Gabriel Said Reynolds
University of Notre Dame theologian Gabriel Reynolds studies the Quran and the interactions between Christians and Muslims. Academic courses taught by Reynolds include “Foundations of Theology,” “Islam and Christian Theology,” “The Qur’an and Its Relation to the Bible,” “The Holy Land” and “Islamic Origins.” He is the author of the forthcoming book “The Qurʾan in Conversation with the Bible: The Qurʾan Translation of Ali Quli Qaraʾi Annotated with Biblical Texts and Commentary.”
How would you describe the research you pursue?
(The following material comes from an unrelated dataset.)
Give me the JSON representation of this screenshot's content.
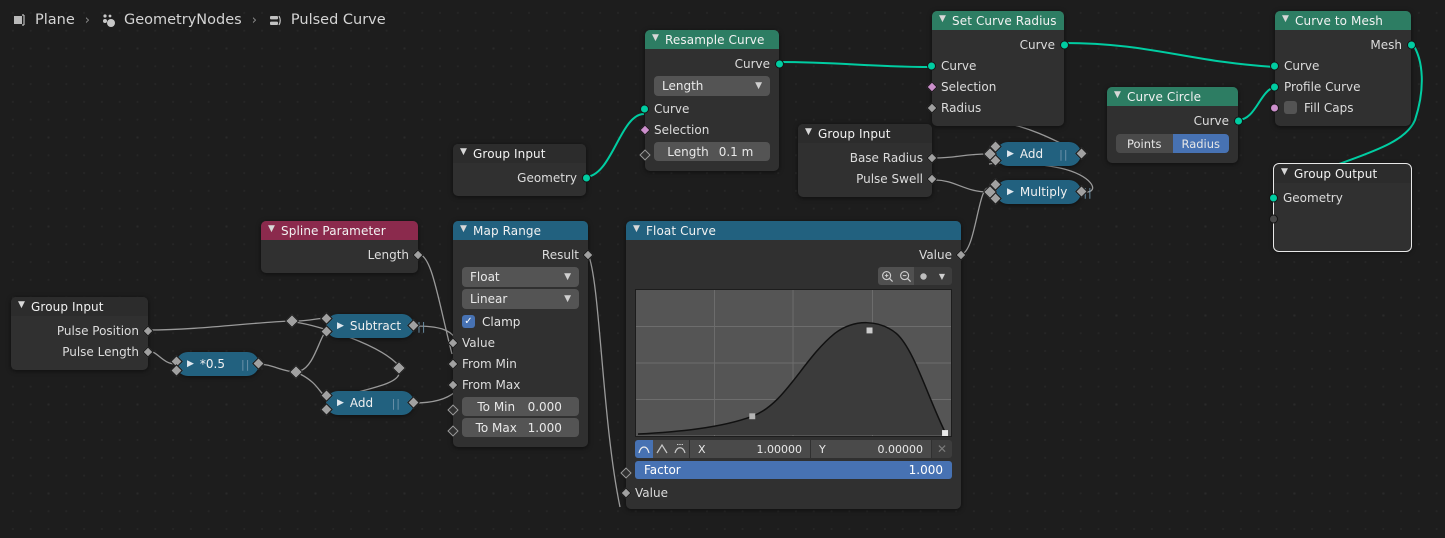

My research is focused on the study of the Quran in general and the relationship of the Quran to the Bible in particular. I am convinced that the Quran — traditionally thought to have been proclaimed in a largely pagan environment — was in fact proclaimed in the midst of Jews and (especially) Christians, and that it is best understood when we understand the way it refers to Biblical literature. The Quran and the Bible, in my opinion, are intimately connected.
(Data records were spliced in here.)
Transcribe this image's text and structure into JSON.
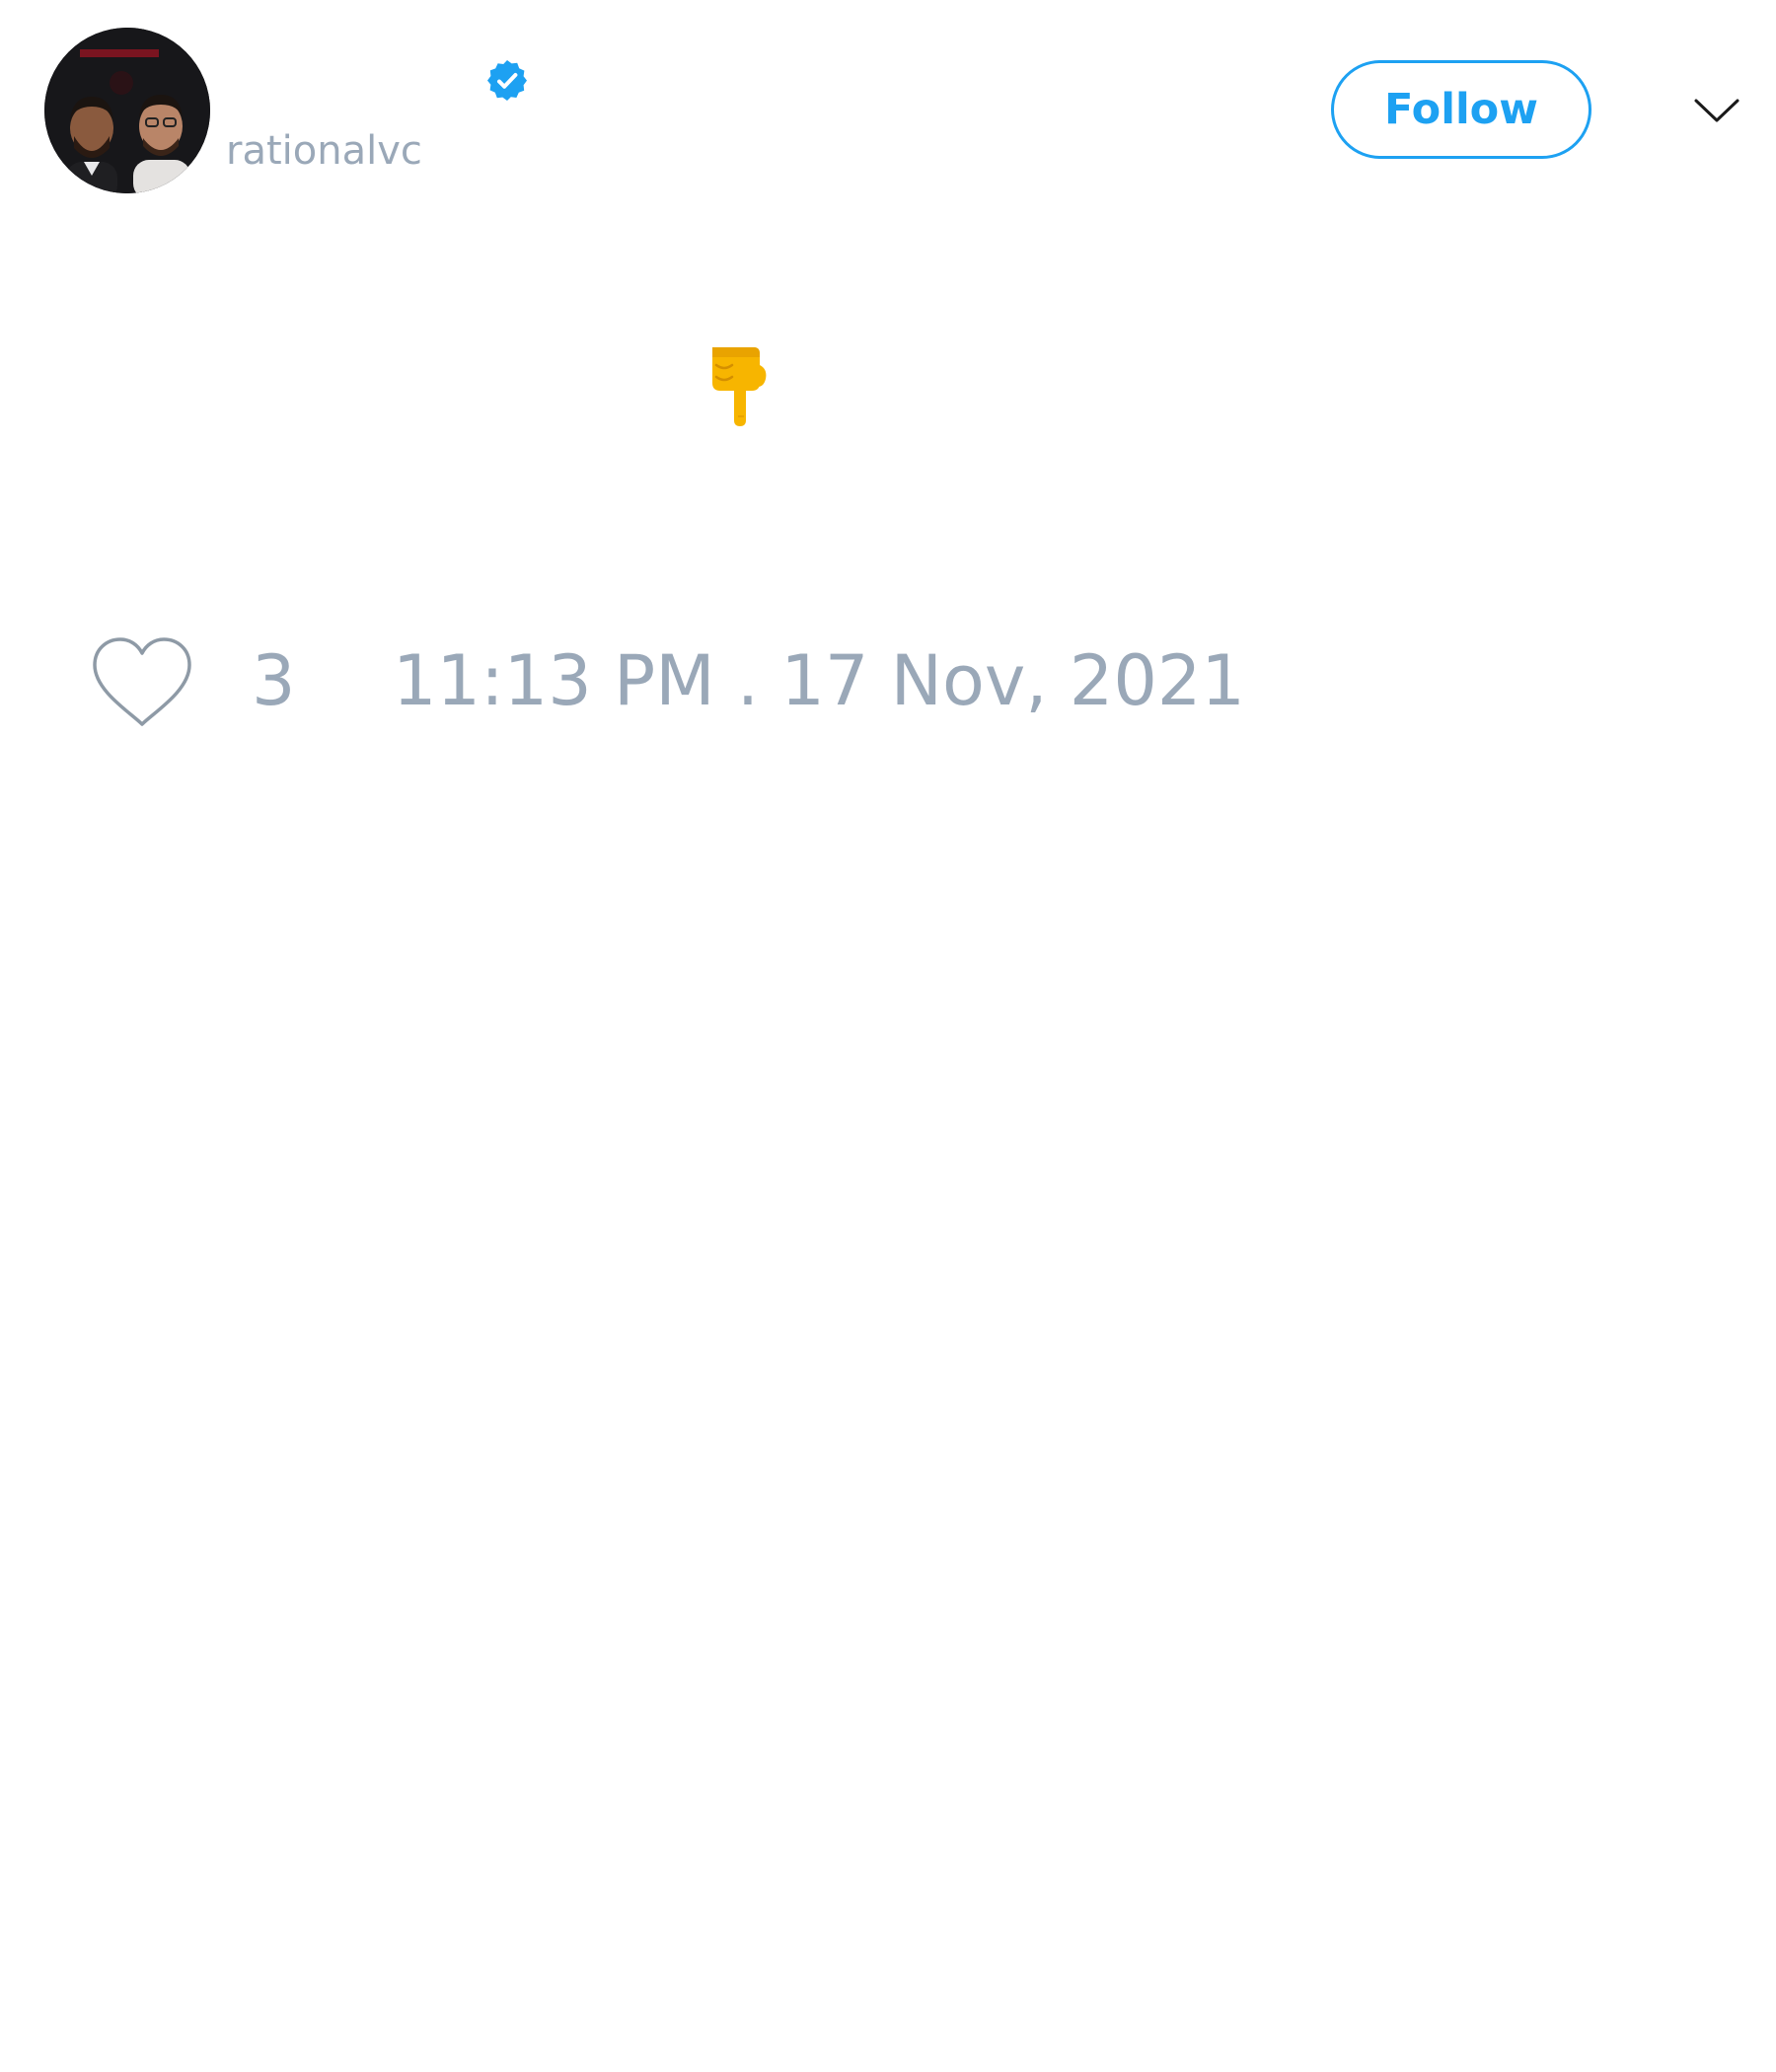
{
  "author": {
    "display_name": "",
    "handle": "rationalvc",
    "verified": true,
    "verified_color": "#1da1f2"
  },
  "actions": {
    "follow_label": "Follow",
    "more_menu_icon": "chevron-down-icon"
  },
  "tweet": {
    "text": "",
    "emoji": "backhand-index-pointing-down"
  },
  "footer": {
    "like_icon": "heart-outline-icon",
    "like_count": "3",
    "timestamp": "11:13 PM . 17 Nov, 2021"
  },
  "colors": {
    "accent": "#1da1f2",
    "muted_text": "#9aa8b8",
    "background": "#ffffff"
  }
}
A secondary area of research is the relationship between Muslims and Christians through the centuries, including theology, culture and politics.
Has the recently intensified persecution of Christians in the Middle East (particularly that inflicted by Islamic State, or ISIS) noticeably affected the sorts of interfaith theological scholarship you do?
Unfortunately the persecution of Christians has intensified in many places in the Islamic world, including not only the areas controlled by ISIS but also Nigeria, Egypt, Saudi Arabia and Pakistan, among other countries. Indeed the witness of Christian martyrs in these places has not infrequently been heroic. Still this leaves scholars with a dilemma. On the one hand, it is incumbent on us to speak out in defense of Christians and others who are suffering persecution and bigotry. On the other hand, it is important not to generalize about the attitudes of Muslims towards Christians, as Islam is a diverse religion like any other, and in a special way to recognize the positive role that so many Muslims play in American society.
What do you expect, hope for and/or fear in the future for Muslim-Christian relations?
The rise of a particular triumphalist form of Sunni Islam in many parts of the Islamic world is worrying, not only for Christians but also for Shiites and other minorities. Those who believe in this form of Islam advocate aggressively for a strict application of Islamic law and believe that the welfare of Sunni Muslims matters above the welfare of others. They are truly motivated by an “us versus them” ideology. Everything suggests that this ideology is still on the rise. However, other Muslim voices, particularly in the West, are advocating for more pluralist forms of Islam. It remains to be seen if those voices might have an impact on the Islamic world itself and on attitudes there to minorities.